them. In its effort to find remedies for the dire weakness and perver-
sions of industrial society, romanticism avoided the very energies
by which alone it could hope to create a more sufficient pattern of
existence —namely, the energies that were focussed in science and
technics and in the mass of new machine-workers themselves. The
romantic movement was retrospective, walled-in, sentimental: in a
word, regressive. It lessened the shock of the new order, but it was,
for the greater part, a movement of escape.
But to confess this is not to say that the romantic movement was
unimportant or unjustified. On the contrary, one cannot comprehend
the typical dilemmas of the new civilization unless one understands
the reason and the rationale of the romantic reaction against it, and
sees how necessary it is to import the positive elements in the
romantic attitude into the new social synthesis. Romanticism as an
alternative to the machine is dead: indeed it never was alive: but
the forces and ideas once archaically represented by romanticism
are necessary ingredients in the new civilization, and the need today
is to translate them into direct social modes of expression, instead
of continuing them in the old form of an unconscious or deliberate
regression into a past that can be retrieved only in phantasy.
The romantic reaction took many forms: and I shall consider
only the three dominant ones: the cult of history and nationalism,
the cult of nature, and the cult of the primitive. The same period
saw likewise the cult of the isolated individual, and the revival of
old theologies and theosophies and supernaturalisms, which owed
their existence and much of their strength no doubt to the same
denials and emptinesses that prompted the more specially romantic
revivals: but it is next to impossible to distinguish clearly between
the continued interests of religion and their modern revivals; so I
shall confine this analysis to the romantic reaction proper; for this
plainly accompanied and probably grew out of the new situation.
7: The Cult of the Past

The cult of the past did not immediately develop in response

to the machine; it was, in Italy, an attempt to resume the ideas and
forms of classic civilization, and during the Renascence the cult

was, in fact, a sort of secret ally to the machine. Did it not, like the

machine, challenge the validity of the existing traditions in both

philosophy and daily life? Did it not give more authority to the

manuscripts of ancient authors, to Hero of Alexandria in physics,

to Vitruvius in architecture, to Columella in farming, than it did to
the existing body of tradition and the practices of contemporary
masters? Did it not, by breaking with the immediate past, encourage

the future to break with the present?

The recovery of the classic past during the Renascence caused
a break in the historic continuity of Western Europe; and this gap,
which opened in education and the formal arts, made a breach of
which the machine promptly took advantage. By the eighteenth cen-
tury the Renascence culture itself was sterilized, pedanticized, for-

malized: it gave itself over to the recovery and reproduction of

dead forms; and though a Poussin or a Piranesi could revitalize

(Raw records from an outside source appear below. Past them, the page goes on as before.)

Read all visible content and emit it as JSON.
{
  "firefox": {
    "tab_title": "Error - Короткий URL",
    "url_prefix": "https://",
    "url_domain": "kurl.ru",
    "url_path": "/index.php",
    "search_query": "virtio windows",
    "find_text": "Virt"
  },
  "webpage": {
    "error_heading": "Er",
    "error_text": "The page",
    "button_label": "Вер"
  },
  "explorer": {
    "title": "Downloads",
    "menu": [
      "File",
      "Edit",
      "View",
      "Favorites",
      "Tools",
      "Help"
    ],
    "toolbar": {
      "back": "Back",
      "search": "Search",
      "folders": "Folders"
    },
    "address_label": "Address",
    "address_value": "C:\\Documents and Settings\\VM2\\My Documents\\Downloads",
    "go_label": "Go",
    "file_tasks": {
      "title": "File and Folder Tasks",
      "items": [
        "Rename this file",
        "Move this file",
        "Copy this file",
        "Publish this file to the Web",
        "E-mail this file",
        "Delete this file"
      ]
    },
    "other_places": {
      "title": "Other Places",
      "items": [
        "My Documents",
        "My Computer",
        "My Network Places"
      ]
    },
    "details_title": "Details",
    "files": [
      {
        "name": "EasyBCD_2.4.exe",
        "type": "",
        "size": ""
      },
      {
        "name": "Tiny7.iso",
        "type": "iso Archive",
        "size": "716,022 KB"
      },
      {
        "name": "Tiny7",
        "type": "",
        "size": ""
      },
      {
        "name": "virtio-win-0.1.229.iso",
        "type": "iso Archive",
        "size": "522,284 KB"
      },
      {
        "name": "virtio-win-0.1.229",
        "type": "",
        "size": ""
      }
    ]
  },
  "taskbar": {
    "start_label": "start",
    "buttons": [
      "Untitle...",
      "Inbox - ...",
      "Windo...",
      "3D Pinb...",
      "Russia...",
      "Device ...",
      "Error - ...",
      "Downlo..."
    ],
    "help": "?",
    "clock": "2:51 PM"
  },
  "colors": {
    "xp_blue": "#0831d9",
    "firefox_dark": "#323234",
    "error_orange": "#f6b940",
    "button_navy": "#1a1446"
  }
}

these forms with a little of the Hair and confidence that the men of
the late fifteenth century had felt, the neo-classic and the mechanical
played into each other's hands: in the sense of being divorced from
life, the first was even more mechanical than mechanism itself. It

is not perhaps altogether an accident that at a distance the palaces

of Versailles and St. Petersburg have the aspect of modern factory
buildings. When the cult of the past revived again, it was directed
against both the arid humanism of the eighteenth century and the
equally arid dehumanism of the mechanical age. William Blake,
with his usual true instinct for fundamental differences, attacked
with equal vehemence Sir Joshua Reynolds and Sir Isaac Newton.
man was one who knew his
In the eighteenth century a cultured
Greek and Latin classics; an enlightened man was one who regarded
any part of the globe as suitable for human habitation, provided
that its laws were just and their administration impartial; a man of

taste was one who knew that standards of proportion and beauty in